Mr. Allen: Well said. And you know, it ties back into that wonderful call from Joanna from Montreal who spoke about the growth of compassion that she has had, and also I think it ties in—and we’ll close with this and you can comment—on a very Orthodox practical approach, which is called nēpsis or watchfulness. If we are fully conscious, and we link our full consciousness, that is, our awareness of where we are, with the compassion that develops in us as we understand who we are and by whom we are created and the immanence of God, we will naturally and normally be compassionate about the use of our resources, won’t we, Father?
Fr. Michael: Indeed we will. Indeed we will, and nēpsis or attentiveness also grows, again, as the passions decrease in us, as we’re no longer bothered by rancor or by anger or we don’t look at things with jealousy or greed. We are able to sit in stillness and our concentration and our awareness then does grow. It’s true.
Mr. Allen: Well, Fr. Michael Butler, thanks so much for being my guest. It’s been a pleasure to have you on this evening. Thank you so much.
Fr. Michael: Thank you, sir. Thank you.

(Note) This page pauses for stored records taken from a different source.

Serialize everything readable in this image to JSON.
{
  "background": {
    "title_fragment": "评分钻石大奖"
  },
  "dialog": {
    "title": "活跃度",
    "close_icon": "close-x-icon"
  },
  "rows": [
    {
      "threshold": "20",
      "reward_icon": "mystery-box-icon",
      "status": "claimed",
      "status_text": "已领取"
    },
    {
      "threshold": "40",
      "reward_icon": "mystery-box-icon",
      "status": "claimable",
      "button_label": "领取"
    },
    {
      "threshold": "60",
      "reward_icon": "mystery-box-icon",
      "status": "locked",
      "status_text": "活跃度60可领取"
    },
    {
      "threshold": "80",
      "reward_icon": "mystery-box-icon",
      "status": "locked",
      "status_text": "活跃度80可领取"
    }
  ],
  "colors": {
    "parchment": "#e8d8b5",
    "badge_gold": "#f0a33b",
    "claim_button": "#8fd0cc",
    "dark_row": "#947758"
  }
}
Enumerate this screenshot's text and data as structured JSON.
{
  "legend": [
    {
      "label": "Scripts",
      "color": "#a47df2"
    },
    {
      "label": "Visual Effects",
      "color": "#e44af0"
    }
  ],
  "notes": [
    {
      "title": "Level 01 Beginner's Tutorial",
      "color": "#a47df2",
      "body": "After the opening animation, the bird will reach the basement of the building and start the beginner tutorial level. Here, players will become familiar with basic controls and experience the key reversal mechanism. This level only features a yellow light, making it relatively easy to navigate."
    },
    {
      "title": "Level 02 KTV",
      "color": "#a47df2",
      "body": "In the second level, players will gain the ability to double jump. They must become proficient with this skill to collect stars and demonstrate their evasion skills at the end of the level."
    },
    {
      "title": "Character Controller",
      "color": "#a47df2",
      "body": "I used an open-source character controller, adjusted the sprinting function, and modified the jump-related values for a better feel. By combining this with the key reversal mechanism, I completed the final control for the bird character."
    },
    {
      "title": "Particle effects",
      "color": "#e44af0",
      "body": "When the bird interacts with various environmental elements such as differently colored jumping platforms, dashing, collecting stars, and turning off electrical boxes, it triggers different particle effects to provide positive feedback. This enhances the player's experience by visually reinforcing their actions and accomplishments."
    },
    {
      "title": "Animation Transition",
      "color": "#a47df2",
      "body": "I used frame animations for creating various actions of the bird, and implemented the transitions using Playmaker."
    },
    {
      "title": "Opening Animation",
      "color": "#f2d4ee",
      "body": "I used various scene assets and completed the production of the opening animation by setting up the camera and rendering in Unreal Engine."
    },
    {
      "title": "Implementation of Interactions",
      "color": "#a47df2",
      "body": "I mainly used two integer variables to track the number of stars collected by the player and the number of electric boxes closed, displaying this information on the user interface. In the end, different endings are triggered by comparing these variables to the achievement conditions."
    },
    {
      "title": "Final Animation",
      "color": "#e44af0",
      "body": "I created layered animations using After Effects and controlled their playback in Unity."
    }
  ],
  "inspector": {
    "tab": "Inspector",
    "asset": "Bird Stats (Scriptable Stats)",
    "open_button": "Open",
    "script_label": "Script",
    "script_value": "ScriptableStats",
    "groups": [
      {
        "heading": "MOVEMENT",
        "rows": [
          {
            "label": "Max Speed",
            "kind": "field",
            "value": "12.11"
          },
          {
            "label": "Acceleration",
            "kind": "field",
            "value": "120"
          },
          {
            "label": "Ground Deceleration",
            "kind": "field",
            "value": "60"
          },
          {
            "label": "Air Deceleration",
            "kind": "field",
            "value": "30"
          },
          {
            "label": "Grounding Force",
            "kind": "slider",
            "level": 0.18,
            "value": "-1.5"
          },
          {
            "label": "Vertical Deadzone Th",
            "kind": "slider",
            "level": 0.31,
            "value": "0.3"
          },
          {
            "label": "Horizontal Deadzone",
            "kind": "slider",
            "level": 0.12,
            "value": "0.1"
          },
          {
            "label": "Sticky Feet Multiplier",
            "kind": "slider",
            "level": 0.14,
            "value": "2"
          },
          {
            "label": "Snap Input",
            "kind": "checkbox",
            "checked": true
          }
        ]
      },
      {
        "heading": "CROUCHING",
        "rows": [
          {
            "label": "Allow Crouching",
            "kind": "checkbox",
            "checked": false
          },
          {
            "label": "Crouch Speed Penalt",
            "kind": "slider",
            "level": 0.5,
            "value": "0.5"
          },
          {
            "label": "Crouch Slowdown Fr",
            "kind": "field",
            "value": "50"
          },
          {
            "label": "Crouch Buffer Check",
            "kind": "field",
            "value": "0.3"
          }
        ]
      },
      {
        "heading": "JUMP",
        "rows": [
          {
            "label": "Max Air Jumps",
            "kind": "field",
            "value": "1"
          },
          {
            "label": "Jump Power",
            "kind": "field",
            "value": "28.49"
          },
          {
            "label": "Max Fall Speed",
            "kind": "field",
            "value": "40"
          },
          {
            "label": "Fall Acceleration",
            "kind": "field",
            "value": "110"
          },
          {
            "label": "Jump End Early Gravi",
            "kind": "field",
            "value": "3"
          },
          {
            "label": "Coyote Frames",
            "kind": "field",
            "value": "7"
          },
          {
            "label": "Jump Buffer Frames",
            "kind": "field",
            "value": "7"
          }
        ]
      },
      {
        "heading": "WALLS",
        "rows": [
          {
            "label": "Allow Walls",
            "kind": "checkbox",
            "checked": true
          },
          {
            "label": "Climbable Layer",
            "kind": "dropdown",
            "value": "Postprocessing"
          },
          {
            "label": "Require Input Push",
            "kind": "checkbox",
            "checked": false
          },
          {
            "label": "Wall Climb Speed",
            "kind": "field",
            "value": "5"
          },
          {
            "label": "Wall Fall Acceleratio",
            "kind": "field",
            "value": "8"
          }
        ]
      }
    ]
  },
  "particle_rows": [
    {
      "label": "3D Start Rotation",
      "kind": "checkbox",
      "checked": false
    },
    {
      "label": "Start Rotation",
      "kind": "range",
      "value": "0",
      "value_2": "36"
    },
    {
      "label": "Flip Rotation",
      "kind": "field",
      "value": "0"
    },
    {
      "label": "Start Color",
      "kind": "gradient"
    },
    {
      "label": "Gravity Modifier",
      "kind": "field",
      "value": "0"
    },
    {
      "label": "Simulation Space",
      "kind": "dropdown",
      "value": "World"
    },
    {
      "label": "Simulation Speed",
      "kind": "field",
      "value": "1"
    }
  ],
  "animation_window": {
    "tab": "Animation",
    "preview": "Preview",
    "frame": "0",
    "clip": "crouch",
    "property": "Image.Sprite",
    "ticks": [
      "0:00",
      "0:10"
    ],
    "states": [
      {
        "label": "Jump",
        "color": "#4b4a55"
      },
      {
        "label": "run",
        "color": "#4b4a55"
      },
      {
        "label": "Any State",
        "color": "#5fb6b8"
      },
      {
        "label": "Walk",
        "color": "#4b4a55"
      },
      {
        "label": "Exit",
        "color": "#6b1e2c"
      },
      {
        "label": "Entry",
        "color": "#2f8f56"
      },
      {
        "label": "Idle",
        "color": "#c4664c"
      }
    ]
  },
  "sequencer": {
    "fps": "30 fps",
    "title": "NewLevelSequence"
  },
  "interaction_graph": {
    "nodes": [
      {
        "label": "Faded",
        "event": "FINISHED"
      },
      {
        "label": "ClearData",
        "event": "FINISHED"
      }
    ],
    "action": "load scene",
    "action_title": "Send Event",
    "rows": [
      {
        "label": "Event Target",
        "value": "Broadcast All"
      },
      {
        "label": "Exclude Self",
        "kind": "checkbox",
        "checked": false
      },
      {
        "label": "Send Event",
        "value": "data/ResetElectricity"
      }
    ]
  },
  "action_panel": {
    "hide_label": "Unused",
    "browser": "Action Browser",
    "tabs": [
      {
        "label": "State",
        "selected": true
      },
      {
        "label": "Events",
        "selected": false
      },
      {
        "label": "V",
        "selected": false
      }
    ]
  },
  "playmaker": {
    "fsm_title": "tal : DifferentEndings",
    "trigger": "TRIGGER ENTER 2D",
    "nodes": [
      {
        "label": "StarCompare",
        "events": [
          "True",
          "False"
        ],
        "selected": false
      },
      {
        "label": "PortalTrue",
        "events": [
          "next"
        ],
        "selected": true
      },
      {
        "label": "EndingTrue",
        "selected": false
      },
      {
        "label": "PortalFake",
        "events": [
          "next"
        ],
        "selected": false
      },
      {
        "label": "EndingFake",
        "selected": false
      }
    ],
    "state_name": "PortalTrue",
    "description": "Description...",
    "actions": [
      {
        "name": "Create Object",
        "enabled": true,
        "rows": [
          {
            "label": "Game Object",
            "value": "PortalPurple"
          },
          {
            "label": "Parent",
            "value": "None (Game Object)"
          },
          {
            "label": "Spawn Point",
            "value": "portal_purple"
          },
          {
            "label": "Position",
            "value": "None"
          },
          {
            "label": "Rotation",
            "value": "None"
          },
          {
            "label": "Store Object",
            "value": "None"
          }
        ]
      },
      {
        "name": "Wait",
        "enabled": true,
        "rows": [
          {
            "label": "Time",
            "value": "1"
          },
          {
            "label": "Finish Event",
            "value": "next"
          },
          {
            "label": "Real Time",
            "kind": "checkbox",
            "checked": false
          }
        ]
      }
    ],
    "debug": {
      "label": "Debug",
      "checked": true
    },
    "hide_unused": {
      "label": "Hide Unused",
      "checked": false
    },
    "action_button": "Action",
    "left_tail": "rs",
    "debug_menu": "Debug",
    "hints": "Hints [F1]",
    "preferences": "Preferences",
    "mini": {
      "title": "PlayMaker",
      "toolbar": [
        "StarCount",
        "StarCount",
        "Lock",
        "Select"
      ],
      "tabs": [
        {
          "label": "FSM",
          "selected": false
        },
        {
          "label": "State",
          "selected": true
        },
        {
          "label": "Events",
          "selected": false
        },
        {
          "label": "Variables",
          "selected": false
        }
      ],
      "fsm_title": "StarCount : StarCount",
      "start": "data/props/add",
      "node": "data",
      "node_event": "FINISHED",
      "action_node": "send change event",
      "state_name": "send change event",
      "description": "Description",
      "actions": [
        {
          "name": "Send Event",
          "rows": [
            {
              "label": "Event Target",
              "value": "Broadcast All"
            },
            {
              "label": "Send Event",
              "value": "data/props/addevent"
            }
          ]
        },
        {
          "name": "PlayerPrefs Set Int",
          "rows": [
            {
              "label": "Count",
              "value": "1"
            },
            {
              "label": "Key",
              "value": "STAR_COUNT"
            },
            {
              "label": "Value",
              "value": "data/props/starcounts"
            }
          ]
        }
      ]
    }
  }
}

Mr. Allen: The book is Creation and the Heart of Man: An Orthodox Perspective on Environmentalism. Again, it’s published by Acton Institute. It’s a very impactful short book, and one I suggest everybody take a look at.
Please join me on June 8 for a program about a very significant but largely unknown series of contacts and correspondence in the sixteenth century, between early Lutheran reformers and followers of Martin Luther at Tübingen University in Germany with Orthodox Ecumenical Patriarch Jeremias II of Constantinople. I bet many of you never knew that this exchange and this event or series of events occurred. Could there have been a German Orthodox Church rather than the formation of Lutheranism and its many offshoots, and how might that have influenced the future of Christianity after the Reformation? Well, this is what my guest, Dr. Eve Tibbs, and I will be speaking about.
Many thanks to our production team this evening: to our engineer, John Maddex; our producer, Bobby Maddex; our call screener, Troy Sabourin; our chatroom moderator, Fr. John Schroedel; and my production assistance, Jennifer Trenery.
Please tune in next week at the same time for the live call-in program, Orthodoxy Live with Fr. Evan Armatas. Christ is risen!